Go through the records and report each line holding the string "Material".

*** RECORDS FOR THIS TASK Section Begins ***

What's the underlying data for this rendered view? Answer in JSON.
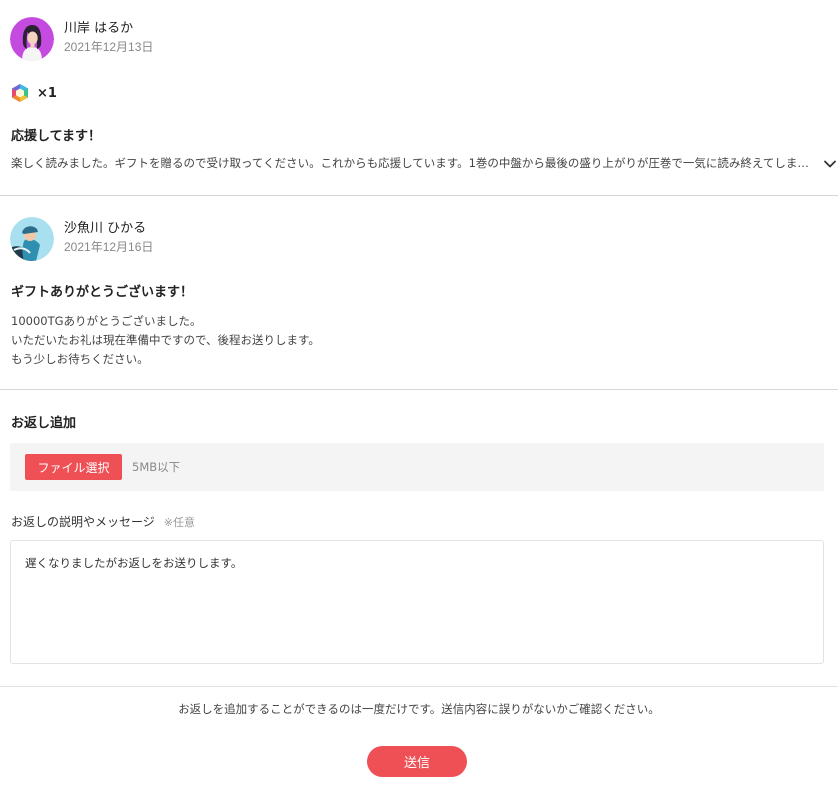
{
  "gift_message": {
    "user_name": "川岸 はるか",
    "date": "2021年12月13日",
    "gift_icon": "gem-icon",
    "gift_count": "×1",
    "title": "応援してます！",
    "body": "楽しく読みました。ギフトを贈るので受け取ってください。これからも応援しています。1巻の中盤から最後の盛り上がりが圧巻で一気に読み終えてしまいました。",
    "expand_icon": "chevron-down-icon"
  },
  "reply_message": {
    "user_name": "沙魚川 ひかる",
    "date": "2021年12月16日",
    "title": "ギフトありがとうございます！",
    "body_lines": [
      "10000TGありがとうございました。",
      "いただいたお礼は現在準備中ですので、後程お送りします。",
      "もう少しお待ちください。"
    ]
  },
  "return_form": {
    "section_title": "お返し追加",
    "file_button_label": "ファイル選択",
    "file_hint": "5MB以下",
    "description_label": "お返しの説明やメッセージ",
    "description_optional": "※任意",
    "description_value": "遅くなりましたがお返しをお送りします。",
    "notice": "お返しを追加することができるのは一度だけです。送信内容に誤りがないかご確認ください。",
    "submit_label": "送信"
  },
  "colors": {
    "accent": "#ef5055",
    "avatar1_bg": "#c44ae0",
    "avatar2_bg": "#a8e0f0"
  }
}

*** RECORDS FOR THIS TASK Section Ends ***
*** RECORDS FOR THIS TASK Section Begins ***

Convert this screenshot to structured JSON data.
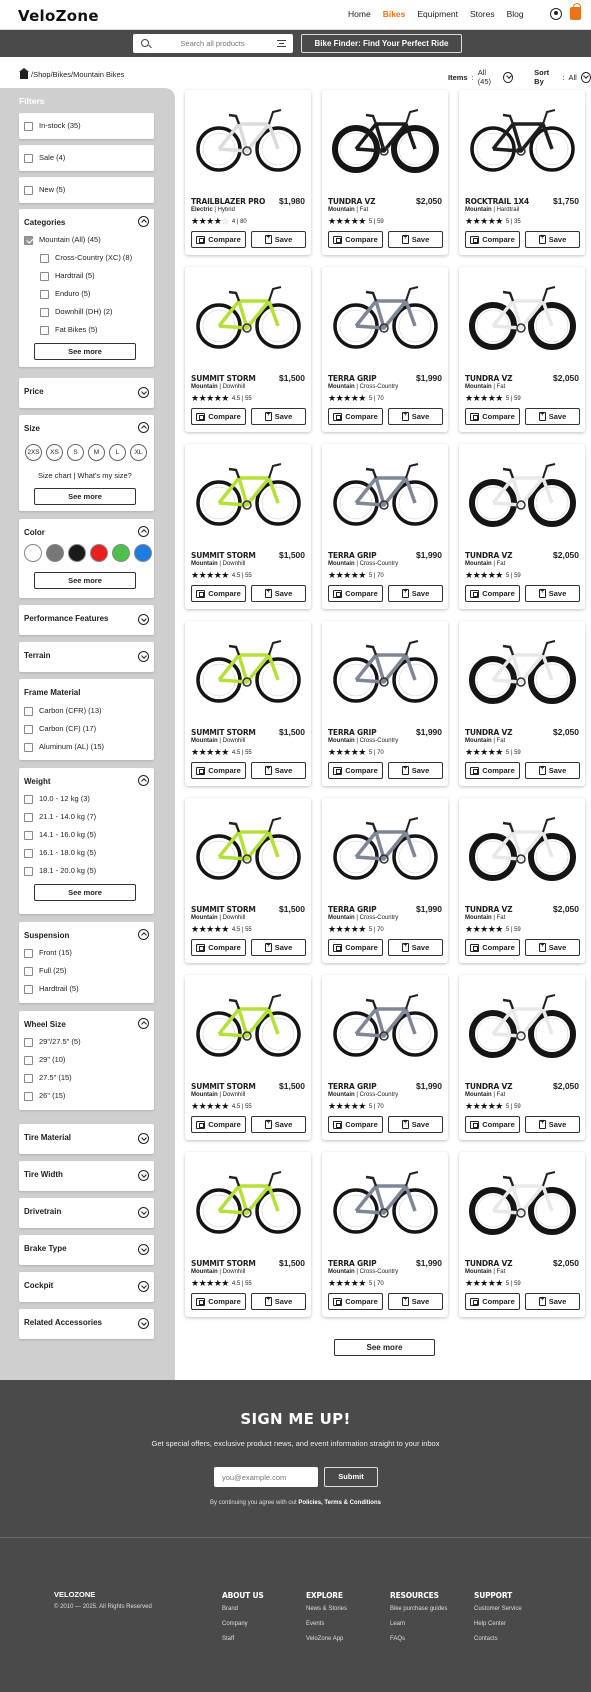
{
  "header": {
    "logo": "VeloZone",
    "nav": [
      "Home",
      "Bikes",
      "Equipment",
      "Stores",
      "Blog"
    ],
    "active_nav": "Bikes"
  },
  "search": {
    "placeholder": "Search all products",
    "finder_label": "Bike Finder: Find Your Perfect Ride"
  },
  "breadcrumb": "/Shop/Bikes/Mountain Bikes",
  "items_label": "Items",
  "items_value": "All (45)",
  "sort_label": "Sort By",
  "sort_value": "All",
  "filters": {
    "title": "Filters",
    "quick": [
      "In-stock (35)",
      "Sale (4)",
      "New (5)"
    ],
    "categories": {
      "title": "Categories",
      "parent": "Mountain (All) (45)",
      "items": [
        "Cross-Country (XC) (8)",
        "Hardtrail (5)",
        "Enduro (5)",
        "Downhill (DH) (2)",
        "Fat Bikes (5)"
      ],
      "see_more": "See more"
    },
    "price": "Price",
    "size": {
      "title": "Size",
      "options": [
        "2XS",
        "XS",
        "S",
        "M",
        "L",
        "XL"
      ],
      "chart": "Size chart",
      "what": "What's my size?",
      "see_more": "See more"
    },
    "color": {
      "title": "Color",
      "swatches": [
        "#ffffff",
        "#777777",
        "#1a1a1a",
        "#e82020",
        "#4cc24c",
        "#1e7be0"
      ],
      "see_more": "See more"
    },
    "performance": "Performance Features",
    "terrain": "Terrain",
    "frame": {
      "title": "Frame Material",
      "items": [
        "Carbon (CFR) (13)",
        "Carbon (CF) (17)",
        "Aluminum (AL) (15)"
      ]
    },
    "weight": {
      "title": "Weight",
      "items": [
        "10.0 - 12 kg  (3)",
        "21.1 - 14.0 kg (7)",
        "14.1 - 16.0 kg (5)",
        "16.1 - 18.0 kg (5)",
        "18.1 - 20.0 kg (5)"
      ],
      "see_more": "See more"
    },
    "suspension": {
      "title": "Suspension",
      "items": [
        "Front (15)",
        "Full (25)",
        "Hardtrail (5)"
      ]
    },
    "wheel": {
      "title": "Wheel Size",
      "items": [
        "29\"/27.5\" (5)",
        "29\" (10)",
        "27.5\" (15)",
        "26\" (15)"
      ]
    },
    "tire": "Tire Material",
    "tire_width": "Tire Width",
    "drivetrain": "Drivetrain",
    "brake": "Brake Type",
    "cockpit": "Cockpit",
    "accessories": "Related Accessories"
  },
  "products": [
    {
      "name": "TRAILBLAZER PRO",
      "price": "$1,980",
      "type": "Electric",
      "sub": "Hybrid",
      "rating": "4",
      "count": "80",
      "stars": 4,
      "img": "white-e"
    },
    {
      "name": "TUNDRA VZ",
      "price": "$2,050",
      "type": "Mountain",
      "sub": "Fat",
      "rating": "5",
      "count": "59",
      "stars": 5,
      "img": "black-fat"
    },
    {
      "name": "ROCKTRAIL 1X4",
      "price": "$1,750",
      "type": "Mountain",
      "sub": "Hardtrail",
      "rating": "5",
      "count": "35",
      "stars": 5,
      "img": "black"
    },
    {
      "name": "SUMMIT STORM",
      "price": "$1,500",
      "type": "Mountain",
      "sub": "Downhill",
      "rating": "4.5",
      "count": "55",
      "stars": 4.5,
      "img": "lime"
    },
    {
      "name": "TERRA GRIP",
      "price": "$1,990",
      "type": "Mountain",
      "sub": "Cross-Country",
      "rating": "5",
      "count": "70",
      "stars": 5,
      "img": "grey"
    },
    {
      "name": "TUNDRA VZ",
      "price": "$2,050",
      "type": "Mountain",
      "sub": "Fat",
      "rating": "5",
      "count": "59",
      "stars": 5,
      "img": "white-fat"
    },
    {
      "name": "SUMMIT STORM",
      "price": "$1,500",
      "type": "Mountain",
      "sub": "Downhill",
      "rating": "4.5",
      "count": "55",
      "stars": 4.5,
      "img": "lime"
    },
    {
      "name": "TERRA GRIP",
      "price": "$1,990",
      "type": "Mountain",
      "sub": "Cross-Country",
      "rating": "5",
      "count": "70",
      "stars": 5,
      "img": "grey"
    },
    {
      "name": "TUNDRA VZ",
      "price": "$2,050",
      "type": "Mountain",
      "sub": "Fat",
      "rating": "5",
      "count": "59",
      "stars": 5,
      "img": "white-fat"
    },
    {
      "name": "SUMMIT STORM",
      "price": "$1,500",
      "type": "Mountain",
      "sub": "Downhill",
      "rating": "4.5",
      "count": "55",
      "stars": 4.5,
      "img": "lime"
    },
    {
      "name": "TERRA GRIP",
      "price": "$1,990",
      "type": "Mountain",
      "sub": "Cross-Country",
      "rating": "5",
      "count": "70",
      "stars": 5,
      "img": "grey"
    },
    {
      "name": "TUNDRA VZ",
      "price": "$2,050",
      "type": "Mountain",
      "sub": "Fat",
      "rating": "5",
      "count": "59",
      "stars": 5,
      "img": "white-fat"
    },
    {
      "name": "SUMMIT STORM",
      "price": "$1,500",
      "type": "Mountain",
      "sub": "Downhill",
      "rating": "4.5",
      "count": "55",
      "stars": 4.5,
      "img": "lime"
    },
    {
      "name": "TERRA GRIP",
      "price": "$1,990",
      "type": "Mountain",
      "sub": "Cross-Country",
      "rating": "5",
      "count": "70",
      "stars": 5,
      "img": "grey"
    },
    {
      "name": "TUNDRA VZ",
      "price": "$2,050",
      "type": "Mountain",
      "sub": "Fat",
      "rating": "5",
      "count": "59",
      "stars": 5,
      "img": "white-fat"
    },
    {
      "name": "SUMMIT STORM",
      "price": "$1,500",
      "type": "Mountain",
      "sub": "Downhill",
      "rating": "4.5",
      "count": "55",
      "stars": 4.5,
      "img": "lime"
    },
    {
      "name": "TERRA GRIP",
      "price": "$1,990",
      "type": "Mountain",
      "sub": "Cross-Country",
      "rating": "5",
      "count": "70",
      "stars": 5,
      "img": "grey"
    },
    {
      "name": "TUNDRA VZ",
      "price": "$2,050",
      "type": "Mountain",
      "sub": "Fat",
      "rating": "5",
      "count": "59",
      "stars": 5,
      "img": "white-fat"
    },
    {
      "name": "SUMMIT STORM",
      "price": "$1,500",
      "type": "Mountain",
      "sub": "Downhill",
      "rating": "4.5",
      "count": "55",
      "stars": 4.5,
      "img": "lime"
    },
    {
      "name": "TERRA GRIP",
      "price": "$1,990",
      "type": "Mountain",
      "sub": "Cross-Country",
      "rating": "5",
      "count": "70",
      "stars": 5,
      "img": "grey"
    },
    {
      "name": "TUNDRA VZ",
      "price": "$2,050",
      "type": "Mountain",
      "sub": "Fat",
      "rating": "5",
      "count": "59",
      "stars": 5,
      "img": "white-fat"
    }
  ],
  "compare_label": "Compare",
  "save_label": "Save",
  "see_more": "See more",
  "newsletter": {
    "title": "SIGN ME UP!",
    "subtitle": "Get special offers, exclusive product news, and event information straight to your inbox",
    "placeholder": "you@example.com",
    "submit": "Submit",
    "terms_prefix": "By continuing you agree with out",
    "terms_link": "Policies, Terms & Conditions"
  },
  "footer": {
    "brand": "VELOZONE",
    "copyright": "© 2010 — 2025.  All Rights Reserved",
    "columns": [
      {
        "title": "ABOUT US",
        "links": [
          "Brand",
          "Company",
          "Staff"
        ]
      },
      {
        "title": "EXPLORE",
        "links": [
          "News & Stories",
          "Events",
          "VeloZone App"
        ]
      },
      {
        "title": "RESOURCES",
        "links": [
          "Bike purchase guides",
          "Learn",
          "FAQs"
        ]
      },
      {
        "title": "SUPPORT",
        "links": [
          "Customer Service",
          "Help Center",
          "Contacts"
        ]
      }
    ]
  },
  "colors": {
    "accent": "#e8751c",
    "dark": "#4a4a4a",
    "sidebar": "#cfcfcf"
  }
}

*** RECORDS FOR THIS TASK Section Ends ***

- [COMPLETED EXERCISE]
      "title": "Frame Material",
    "tire": "Tire Material",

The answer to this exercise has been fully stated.